• YOUR OBJECTIVE
For the records below, tally the lines that contain "title" and give only that number.

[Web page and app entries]
········
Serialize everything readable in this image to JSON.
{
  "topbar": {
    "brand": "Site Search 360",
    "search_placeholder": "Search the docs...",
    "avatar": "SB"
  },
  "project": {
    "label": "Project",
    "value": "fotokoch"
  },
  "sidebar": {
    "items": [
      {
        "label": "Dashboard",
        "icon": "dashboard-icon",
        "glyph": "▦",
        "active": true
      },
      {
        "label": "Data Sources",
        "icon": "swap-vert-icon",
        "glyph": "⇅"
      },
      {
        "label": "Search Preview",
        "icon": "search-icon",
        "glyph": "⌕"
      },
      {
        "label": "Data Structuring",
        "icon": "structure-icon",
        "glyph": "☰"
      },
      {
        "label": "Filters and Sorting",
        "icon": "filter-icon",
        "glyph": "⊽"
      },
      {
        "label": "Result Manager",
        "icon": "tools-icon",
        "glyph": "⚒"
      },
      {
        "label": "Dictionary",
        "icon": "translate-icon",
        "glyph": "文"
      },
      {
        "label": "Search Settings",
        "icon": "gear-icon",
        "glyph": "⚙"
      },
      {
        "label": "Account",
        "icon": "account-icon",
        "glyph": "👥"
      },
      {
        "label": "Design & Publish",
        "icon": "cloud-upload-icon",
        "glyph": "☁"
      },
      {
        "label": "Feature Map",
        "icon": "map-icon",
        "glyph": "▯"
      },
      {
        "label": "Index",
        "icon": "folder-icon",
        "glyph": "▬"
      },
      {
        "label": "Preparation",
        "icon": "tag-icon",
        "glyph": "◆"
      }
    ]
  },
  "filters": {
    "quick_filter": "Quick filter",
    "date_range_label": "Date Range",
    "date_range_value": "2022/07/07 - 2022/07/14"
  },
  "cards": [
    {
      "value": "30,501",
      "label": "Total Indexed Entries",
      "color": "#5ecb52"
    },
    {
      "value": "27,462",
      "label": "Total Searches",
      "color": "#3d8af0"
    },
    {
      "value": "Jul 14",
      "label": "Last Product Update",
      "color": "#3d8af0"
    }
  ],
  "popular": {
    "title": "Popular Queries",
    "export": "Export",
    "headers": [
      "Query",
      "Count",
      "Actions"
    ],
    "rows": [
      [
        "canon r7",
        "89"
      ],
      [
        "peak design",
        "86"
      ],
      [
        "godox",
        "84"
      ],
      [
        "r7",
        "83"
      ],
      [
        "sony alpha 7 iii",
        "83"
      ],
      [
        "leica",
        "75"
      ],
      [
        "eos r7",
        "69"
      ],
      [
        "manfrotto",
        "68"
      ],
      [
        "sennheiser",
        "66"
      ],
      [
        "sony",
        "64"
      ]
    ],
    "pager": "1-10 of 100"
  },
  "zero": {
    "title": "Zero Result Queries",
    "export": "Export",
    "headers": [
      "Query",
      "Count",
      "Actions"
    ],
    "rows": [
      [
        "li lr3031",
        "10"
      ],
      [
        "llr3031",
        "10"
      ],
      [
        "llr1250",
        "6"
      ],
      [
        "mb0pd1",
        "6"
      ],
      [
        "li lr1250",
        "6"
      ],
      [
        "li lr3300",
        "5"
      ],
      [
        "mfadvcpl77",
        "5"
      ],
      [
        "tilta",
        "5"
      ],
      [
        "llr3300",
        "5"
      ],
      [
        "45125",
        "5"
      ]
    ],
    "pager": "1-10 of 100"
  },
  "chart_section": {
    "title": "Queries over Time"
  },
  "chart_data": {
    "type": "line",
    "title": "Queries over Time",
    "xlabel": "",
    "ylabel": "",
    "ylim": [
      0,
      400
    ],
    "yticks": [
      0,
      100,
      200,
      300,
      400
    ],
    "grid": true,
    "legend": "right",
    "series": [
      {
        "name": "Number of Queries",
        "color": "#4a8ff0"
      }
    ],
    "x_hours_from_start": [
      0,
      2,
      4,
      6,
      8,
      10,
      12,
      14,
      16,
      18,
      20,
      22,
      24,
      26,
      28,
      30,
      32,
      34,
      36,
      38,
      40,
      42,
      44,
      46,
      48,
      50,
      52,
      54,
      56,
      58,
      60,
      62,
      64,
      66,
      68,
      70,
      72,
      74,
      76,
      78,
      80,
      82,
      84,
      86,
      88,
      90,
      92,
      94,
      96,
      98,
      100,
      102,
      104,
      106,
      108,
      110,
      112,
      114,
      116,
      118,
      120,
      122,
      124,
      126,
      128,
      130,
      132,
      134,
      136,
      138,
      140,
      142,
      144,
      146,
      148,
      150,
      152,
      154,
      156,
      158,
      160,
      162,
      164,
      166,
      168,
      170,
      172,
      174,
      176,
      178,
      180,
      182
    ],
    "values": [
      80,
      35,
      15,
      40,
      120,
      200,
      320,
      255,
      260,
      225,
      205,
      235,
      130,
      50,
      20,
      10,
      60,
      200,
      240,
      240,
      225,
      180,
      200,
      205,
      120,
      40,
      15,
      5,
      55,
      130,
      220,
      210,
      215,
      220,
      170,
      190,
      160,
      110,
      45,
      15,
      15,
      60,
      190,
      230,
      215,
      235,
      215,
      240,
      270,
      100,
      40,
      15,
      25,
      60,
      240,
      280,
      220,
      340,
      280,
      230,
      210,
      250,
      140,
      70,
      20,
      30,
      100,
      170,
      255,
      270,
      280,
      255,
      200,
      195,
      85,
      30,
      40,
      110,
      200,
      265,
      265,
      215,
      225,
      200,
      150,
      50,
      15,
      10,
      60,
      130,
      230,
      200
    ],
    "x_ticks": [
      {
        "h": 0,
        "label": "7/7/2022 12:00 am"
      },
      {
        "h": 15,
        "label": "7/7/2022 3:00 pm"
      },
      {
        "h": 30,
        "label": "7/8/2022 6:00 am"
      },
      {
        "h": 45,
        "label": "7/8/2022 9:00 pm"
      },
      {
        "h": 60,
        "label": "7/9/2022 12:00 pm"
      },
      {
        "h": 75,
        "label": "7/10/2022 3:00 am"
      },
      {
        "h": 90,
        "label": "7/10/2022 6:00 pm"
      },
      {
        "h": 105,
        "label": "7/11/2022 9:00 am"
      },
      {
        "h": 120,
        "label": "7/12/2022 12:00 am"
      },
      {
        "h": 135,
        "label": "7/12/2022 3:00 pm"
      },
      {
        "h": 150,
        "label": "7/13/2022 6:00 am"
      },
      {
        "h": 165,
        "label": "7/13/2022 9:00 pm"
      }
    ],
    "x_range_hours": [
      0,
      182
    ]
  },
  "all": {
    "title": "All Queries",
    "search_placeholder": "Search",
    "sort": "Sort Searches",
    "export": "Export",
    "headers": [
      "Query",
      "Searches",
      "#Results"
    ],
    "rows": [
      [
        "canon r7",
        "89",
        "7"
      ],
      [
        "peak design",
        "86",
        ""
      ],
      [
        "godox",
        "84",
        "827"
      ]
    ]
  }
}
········
• PROBLEM SOLUTION
5